Airline pilots who fly the recertificated Max must first complete new training related to the narrowbody’s Maneuvering Characteristics Augmentation System (MCAS). These automated flight controls contributed to the two fatal crashes because they responded to faulty data from a single sensor and trimmed the nose down. Boeing initially defended its design, insisting pilots could disable MCAS by following established procedures to address a runaway stabiliser.

The airframer said in a statement that it will begin MCAS-related updates now that the FAA has recertificated the jet. Boeing chief executive David Calhoun said in an 18 November note to employees that “we have more work ahead of us as we begin to again deliver 737s and return the airplane to service worldwide, which will continue to be paced by the timing of other global regulators”.

While the ability for the House and Senate to conference bills remains in question the FAA clearly faces pressure for aircraft certification reform. The Max crashes and grounding have likewise “reshaped our company and further focused our attention on our core values of safety, quality and integrity,” Calhoun said.

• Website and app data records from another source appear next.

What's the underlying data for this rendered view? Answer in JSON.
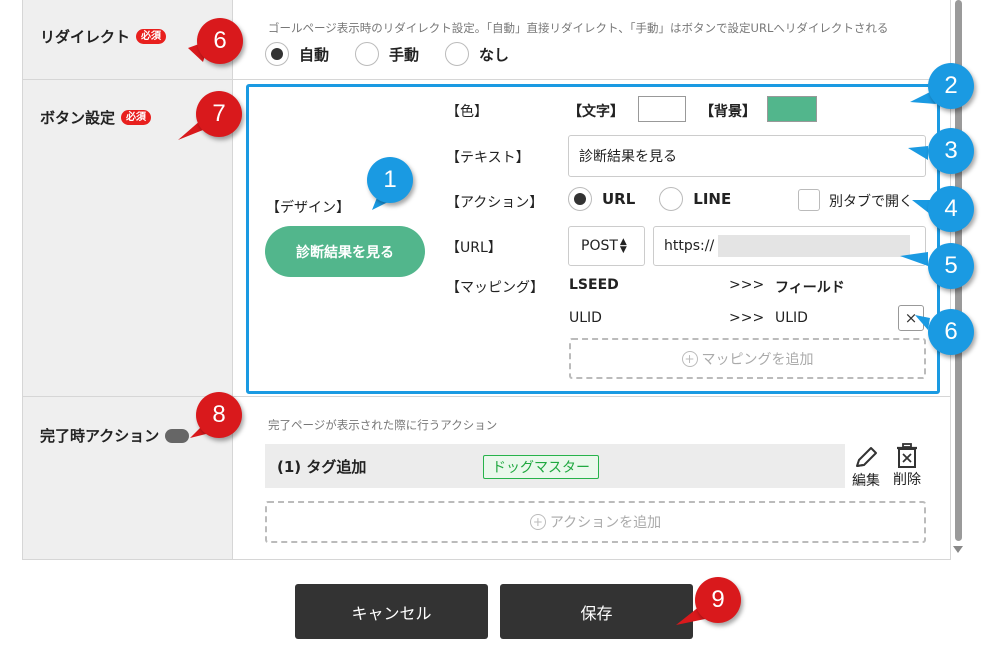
{
  "colors": {
    "accent_blue": "#1a9ae2",
    "marker_red": "#d9191c",
    "button_green": "#52b68c",
    "required_red": "#e8201e",
    "tag_green": "#27b34b",
    "dark_button": "#333333"
  },
  "redirect": {
    "label": "リダイレクト",
    "badge": "必須",
    "hint": "ゴールページ表示時のリダイレクト設定。「自動」直接リダイレクト、「手動」はボタンで設定URLへリダイレクトされる",
    "options": [
      {
        "label": "自動",
        "selected": true
      },
      {
        "label": "手動",
        "selected": false
      },
      {
        "label": "なし",
        "selected": false
      }
    ]
  },
  "button_settings": {
    "label": "ボタン設定",
    "badge": "必須",
    "design_label": "【デザイン】",
    "preview_button": "診断結果を見る",
    "color_label": "【色】",
    "text_color_label": "【文字】",
    "text_color": "#ffffff",
    "bg_color_label": "【背景】",
    "bg_color": "#52b68c",
    "text_label": "【テキスト】",
    "text_value": "診断結果を見る",
    "action_label": "【アクション】",
    "action_options": [
      {
        "label": "URL",
        "selected": true
      },
      {
        "label": "LINE",
        "selected": false
      }
    ],
    "new_tab_label": "別タブで開く",
    "url_label": "【URL】",
    "method": "POST",
    "url_value": "https://",
    "mapping_label": "【マッピング】",
    "mapping_header_left": "LSEED",
    "mapping_arrow": ">>>",
    "mapping_header_right": "フィールド",
    "mapping_rows": [
      {
        "left": "ULID",
        "arrow": ">>>",
        "right": "ULID"
      }
    ],
    "remove_mapping": "×",
    "add_mapping": "マッピングを追加"
  },
  "completion_action": {
    "label": "完了時アクション",
    "hint": "完了ページが表示された際に行うアクション",
    "actions": [
      {
        "title": "(1) タグ追加",
        "tag": "ドッグマスター"
      }
    ],
    "edit_label": "編集",
    "delete_label": "削除",
    "add_action": "アクションを追加"
  },
  "footer": {
    "cancel": "キャンセル",
    "save": "保存"
  },
  "markers": {
    "m6a": "6",
    "m7": "7",
    "m8": "8",
    "m9": "9",
    "b1": "1",
    "b2": "2",
    "b3": "3",
    "b4": "4",
    "b5": "5",
    "b6": "6"
  }
}
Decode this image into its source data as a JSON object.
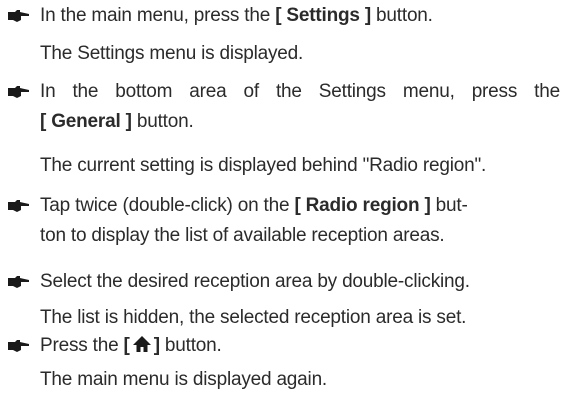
{
  "steps": [
    {
      "instruction_before": "In the main menu, press the ",
      "instruction_button": "[ Settings ]",
      "instruction_after": " button.",
      "result": "The Settings menu is displayed."
    },
    {
      "instruction_line1": "In the bottom area of the Settings menu, press the",
      "instruction_button": "[ General ]",
      "instruction_after": " button.",
      "result": "The current setting is displayed behind \"Radio region\"."
    },
    {
      "instruction_before": "Tap twice (double-click) on the ",
      "instruction_button": "[ Radio region ]",
      "instruction_after": " but-",
      "instruction_line2": "ton to display the list of available reception areas."
    },
    {
      "instruction": "Select the desired reception area by double-clicking.",
      "result": "The list is hidden, the selected reception area is set."
    },
    {
      "instruction_before": "Press the ",
      "instruction_button_open": "[",
      "instruction_button_icon": "home-icon",
      "instruction_button_close": "]",
      "instruction_after": " button.",
      "result": "The main menu is displayed again."
    }
  ],
  "colors": {
    "text": "#2b2b2b",
    "bullet": "#1a1a1a"
  }
}
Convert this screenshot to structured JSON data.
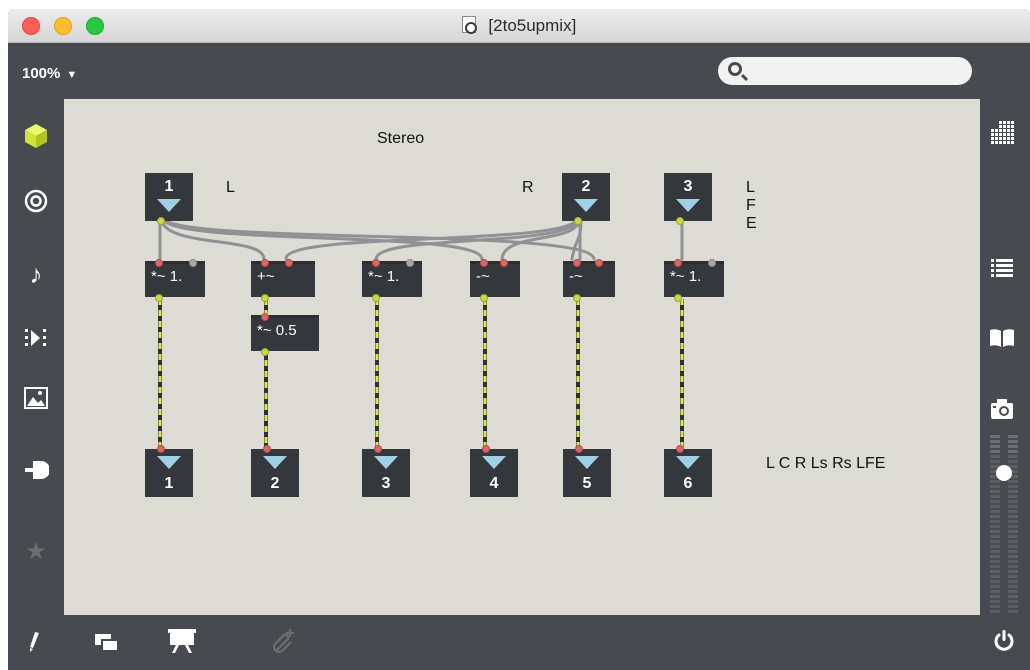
{
  "window": {
    "title": "[2to5upmix]"
  },
  "toolbar": {
    "zoom": "100%",
    "search_placeholder": ""
  },
  "sidebar_left": [
    "package-icon",
    "target-icon",
    "music-note-icon",
    "media-step-icon",
    "image-icon",
    "plug-icon",
    "star-icon"
  ],
  "sidebar_right": [
    "grid-icon",
    "list-icon",
    "book-icon",
    "camera-icon",
    "meter-icon"
  ],
  "bottom_bar": [
    "pencil-icon",
    "windows-icon",
    "presentation-icon",
    "add-clip-icon",
    "power-icon"
  ],
  "patch": {
    "comments": {
      "stereo": "Stereo",
      "left": "L",
      "right": "R",
      "lfe": "L\nF\nE",
      "outputs": "L C R Ls Rs LFE"
    },
    "inlets": [
      {
        "num": "1"
      },
      {
        "num": "2"
      },
      {
        "num": "3"
      }
    ],
    "objects": [
      {
        "text": "*~ 1."
      },
      {
        "text": "+~"
      },
      {
        "text": "*~ 0.5"
      },
      {
        "text": "*~ 1."
      },
      {
        "text": "-~"
      },
      {
        "text": "-~"
      },
      {
        "text": "*~ 1."
      }
    ],
    "outlets": [
      {
        "num": "1"
      },
      {
        "num": "2"
      },
      {
        "num": "3"
      },
      {
        "num": "4"
      },
      {
        "num": "5"
      },
      {
        "num": "6"
      }
    ]
  },
  "colors": {
    "canvas": "#dcdcd5",
    "object": "#34373b",
    "signal_cord": "#c8d84a",
    "audio_cord": "#9a9a9a",
    "inlet_port": "#d46a6a",
    "chrome": "#474a4e",
    "accent_cube": "#d8ef3c"
  }
}
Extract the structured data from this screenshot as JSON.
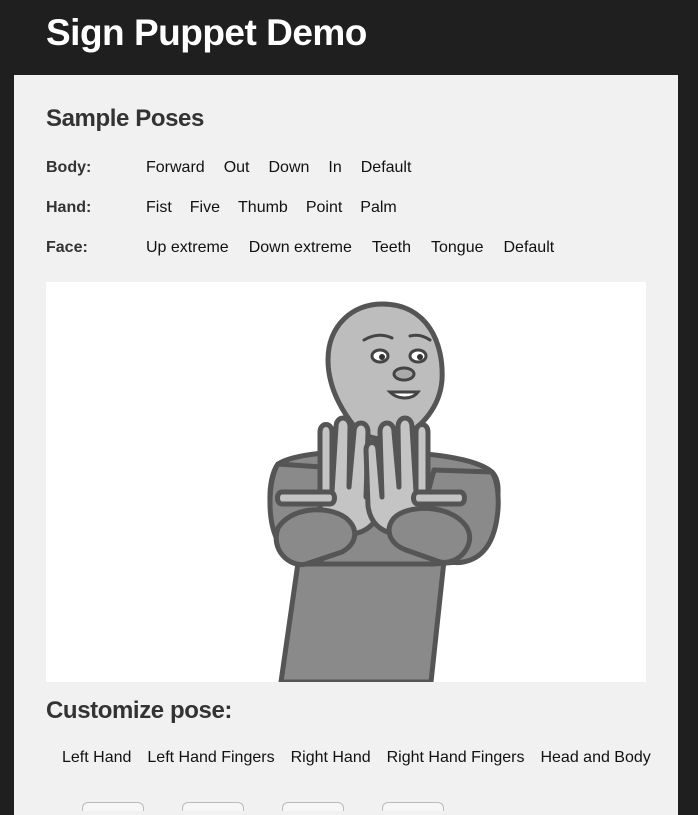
{
  "page": {
    "title": "Sign Puppet Demo"
  },
  "sample_poses": {
    "heading": "Sample Poses",
    "body": {
      "label": "Body:",
      "options": [
        "Forward",
        "Out",
        "Down",
        "In",
        "Default"
      ]
    },
    "hand": {
      "label": "Hand:",
      "options": [
        "Fist",
        "Five",
        "Thumb",
        "Point",
        "Palm"
      ]
    },
    "face": {
      "label": "Face:",
      "options": [
        "Up extreme",
        "Down extreme",
        "Teeth",
        "Tongue",
        "Default"
      ]
    }
  },
  "customize": {
    "heading": "Customize pose:",
    "tabs": [
      "Left Hand",
      "Left Hand Fingers",
      "Right Hand",
      "Right Hand Fingers",
      "Head and Body"
    ]
  },
  "colors": {
    "header_bg": "#1f1f1f",
    "panel_bg": "#f1f1f1",
    "puppet_body": "#8a8a8a",
    "puppet_face": "#bdbdbd",
    "puppet_hands": "#c4c4c4",
    "outline": "#555555"
  }
}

Boeing has slashed the number of stored 737 Max jets it expects to deliver in 2021 as airlines seek to conserve cash during the pandemic and as the airframer must rebuild the flying public’s trust in Max aircraft safety.

The airframer stockpiled 450 Max jets and is eager to reduce the costs of storage by delivering them to airlines, but Boeing expects that in 2021 it will deliver about half of those stockpiled jets. It intends to deliver the “majority” of the remaining jets in 2022. During the pandemic airlines have also cancelled orders for hundreds of Max jets.


This analysis was written by Tom Risen, part of Cirium’s North American reporting team.